Rogers made a scooping catch of the throw as he was moving into Chang's path and applied the tag.
"That's what we've been talking about," Gardenhire said. "Those are the little things that will come together the more they play together."
Around the horn
Designated hitter Miguel Cabrera was held out for the second straight game with tightness in his left biceps. He took batting practice in the cage before the game, but Gardenhire said it was still sore. They will test it again Friday.
... Brandon Dixon's August swoon continued Thursday. He struck out three times against Indians starter Mike Clevinger. In his last 14 games he's struck out 27 times in 58 plate appearances. In August, he's hitting .217, no homers, 1 RBI, with 38 strikeouts in 101 plate appearances.
On deck: Twins
► Series: Four-game series, Friday through Monday, at Comerica Park, Detroit
► First pitch: 7:10 p.m. Friday, 6:10 p.m. Saturday, 1:10 p.m. Sunday and Monday
►TV/radio: Fox Sports Detroit/97.1 FM all four games
►Probables: Friday — RHP Kyle Gibson (12-6, 4.49) vs. RHP Edwin Jackson (3-7, 8.70); Saturday — LHP Martin Perez (9-5, 4.53) vs. LHP Matthew Boyd (6-10, 4.47); Sunday — RHP Michael Pineda (10-5, 4.16) vs. RHP Spencer Turnbull (3-13, 4.18); Monday — RHP Jake Odorizzi (14-6, 3.55) vs. RHP Jordan Zimmermann (1-9, 6.24).

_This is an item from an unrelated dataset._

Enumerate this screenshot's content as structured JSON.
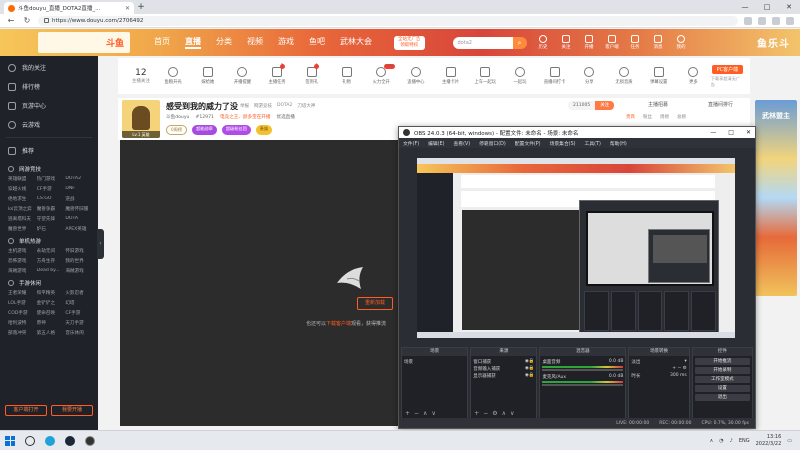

►Gibson, Twins: The Tigers scored five runs off him last weekend in Minnesota, but he still got the win. He's made good use of the 6.13 runs per start his offense has provided him. He's been hit hard on the road in 12 starts (.288 opponents' average, .808 OPS and 1.50 WHIP).
►Jackson, Tigers: He's allowed 10 earned runs in 10 innings over his last two starts. Right-handed hitters have been beating him up all year — .379 average, slugging .750 with an OPS of .1.180. Eleven of the 17 home runs he's allowed have been hit by right-handed hitters.